Do your clients like you?


It’s not a must, but it can make a big difference. Because, given a choice, people prefer to hire a lawyer they know, like, and trust.

Trust is most important and requires the most effort. Before people hire you, you want them to hear good things about you, both online and from people they know. After they hire you, you want to show them you keep your promises and get results.

Trust, baby. For a lawyer, it’s what’s for dinner.

Knowing isn’t difficult, but takes time and effort (and money) to get your name and story in front of people often enough so that it is familiar.

You can get a lot of clients with knowing and trust and many lawyers do. But “liking” is where the magic happens.

When prospects like you, they are more likely to choose you. When clients like you, they are more likely to become repeat clients, share your content, and send you referrals.

For some lawyers, however, likeability is a challenge.

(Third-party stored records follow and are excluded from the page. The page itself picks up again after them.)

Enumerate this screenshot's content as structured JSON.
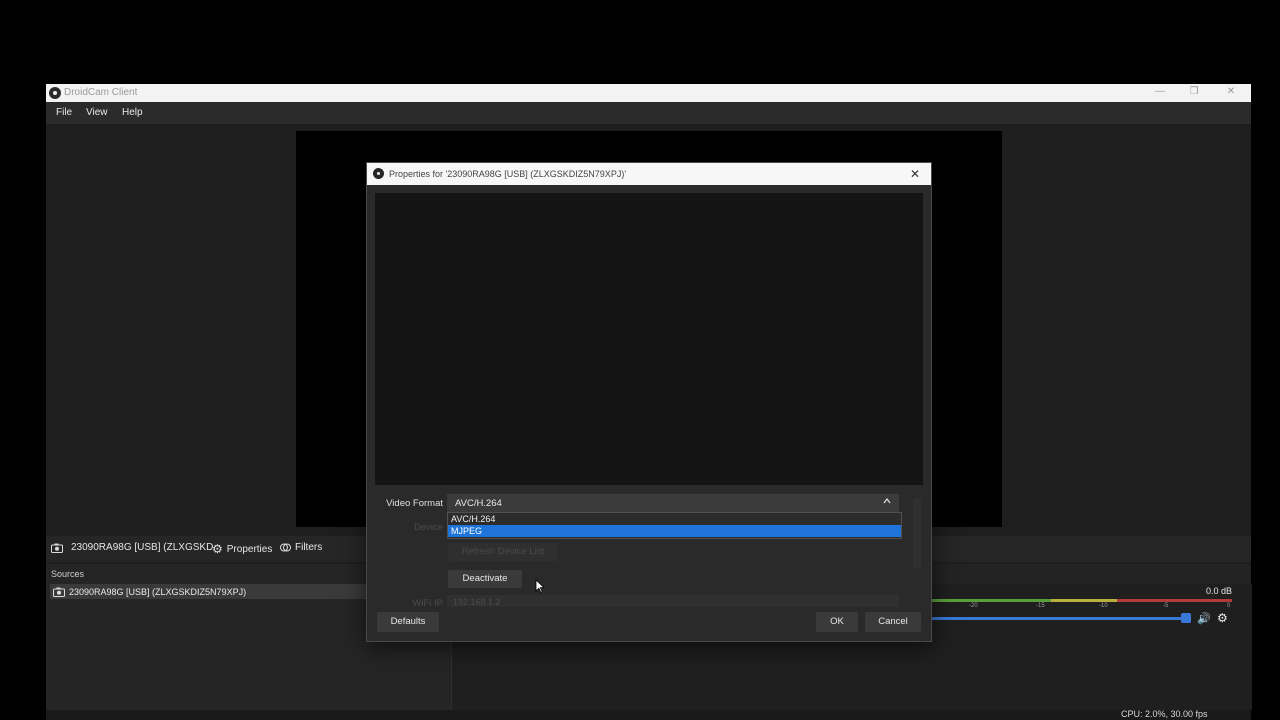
{
  "main_window": {
    "title": "DroidCam Client",
    "window_controls": [
      "—",
      "❐",
      "✕"
    ],
    "menu": [
      "File",
      "View",
      "Help"
    ]
  },
  "source_toolbar": {
    "source_name": "23090RA98G [USB] (ZLXGSKD",
    "properties_label": "Properties",
    "filters_label": "Filters"
  },
  "sources_dock": {
    "header": "Sources",
    "items": [
      "23090RA98G [USB] (ZLXGSKDIZ5N79XPJ)"
    ]
  },
  "mixer": {
    "db_value": "0.0 dB",
    "volume_level": 1.0,
    "ticks": [
      "-20",
      "-15",
      "-10",
      "-5",
      "0"
    ]
  },
  "status": {
    "text": "CPU: 2.0%, 30.00 fps"
  },
  "dialog": {
    "title": "Properties for '23090RA98G [USB] (ZLXGSKDIZ5N79XPJ)'",
    "close_glyph": "✕",
    "video_format": {
      "label": "Video Format",
      "value": "AVC/H.264",
      "options": [
        "AVC/H.264",
        "MJPEG"
      ],
      "highlighted": "MJPEG"
    },
    "device_label": "Device",
    "refresh_label": "Refresh Device List",
    "deactivate_label": "Deactivate",
    "wifi_label": "WiFi IP",
    "wifi_value": "192.168.1.2",
    "defaults_label": "Defaults",
    "ok_label": "OK",
    "cancel_label": "Cancel"
  },
  "colors": {
    "accent": "#1e74d8",
    "meter_green": "#5a9e3c",
    "meter_yellow": "#b8b03a",
    "meter_red": "#b23a3a",
    "slider_blue": "#3a78d8"
  }
}
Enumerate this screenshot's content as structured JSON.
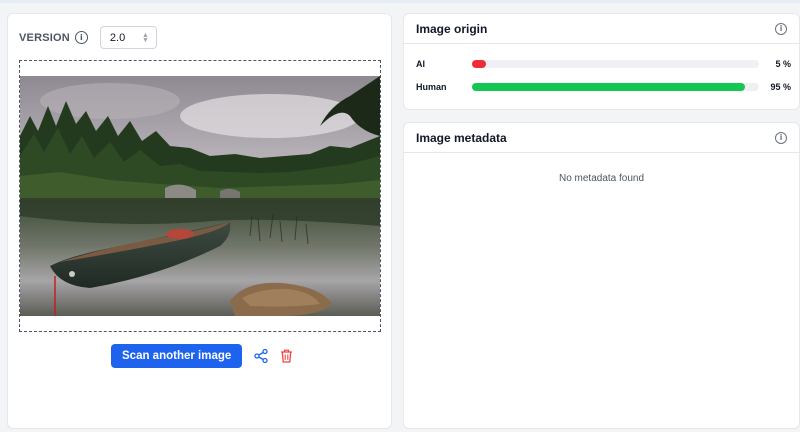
{
  "version": {
    "label": "VERSION",
    "selected": "2.0"
  },
  "actions": {
    "scan_label": "Scan another image"
  },
  "origin": {
    "title": "Image origin",
    "rows": [
      {
        "label": "AI",
        "value": "5 %",
        "percent": 5,
        "color": "#ef2b3a"
      },
      {
        "label": "Human",
        "value": "95 %",
        "percent": 95,
        "color": "#16c653"
      }
    ]
  },
  "metadata": {
    "title": "Image metadata",
    "empty_text": "No metadata found"
  },
  "colors": {
    "primary": "#1d63ed",
    "danger": "#ef4444",
    "ai_bar": "#ef2b3a",
    "human_bar": "#16c653"
  }
}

Don’t worry, I’m going to give you a simple way to put a smile on people’s faces when they hear your name or see your face.

What’s that? You say your clients already like you? They love you to pieces?

Great. Read this anyway. You never know when it might come in handy.

Okay, what’s the simplest way to get people to like you?

Make them feel that you like them. Because people like people who like them.

Yeah, but what if you don’t like them? You’ll take their money and do the work, but you’ll never be their bff.

What then?

Find something you do like about them and focus on that. Even if the only thing you like is their checkbook.

Greet them (and their checkbook) with a handshake and a smile, make them feel you understand their problem, you can help them and you want to do that.

Like you do with any client.

Put the parts you don’t like in a lockbox and throw away the key.

But there’s something else you can do to make them like you, even if you still don’t like them.

You can simulate “liking” by getting them to talk about themselves (not just their legal issue).

Get them to tell you about their work, their family, or anything that interests them. Because when someone does most of the talking, they tend to like the person they’re talking to.

So, don’t hog the microphone. Let them do most of the singing.

Ask questions and listen. Ask follow-up questions and listen some more.

And, if they happen to share something you have in common with them, make sure to let them know.

Because people like people who not only like them but are like them in some way. Even if it’s just rooting for the same sports team or being fed up with inflation.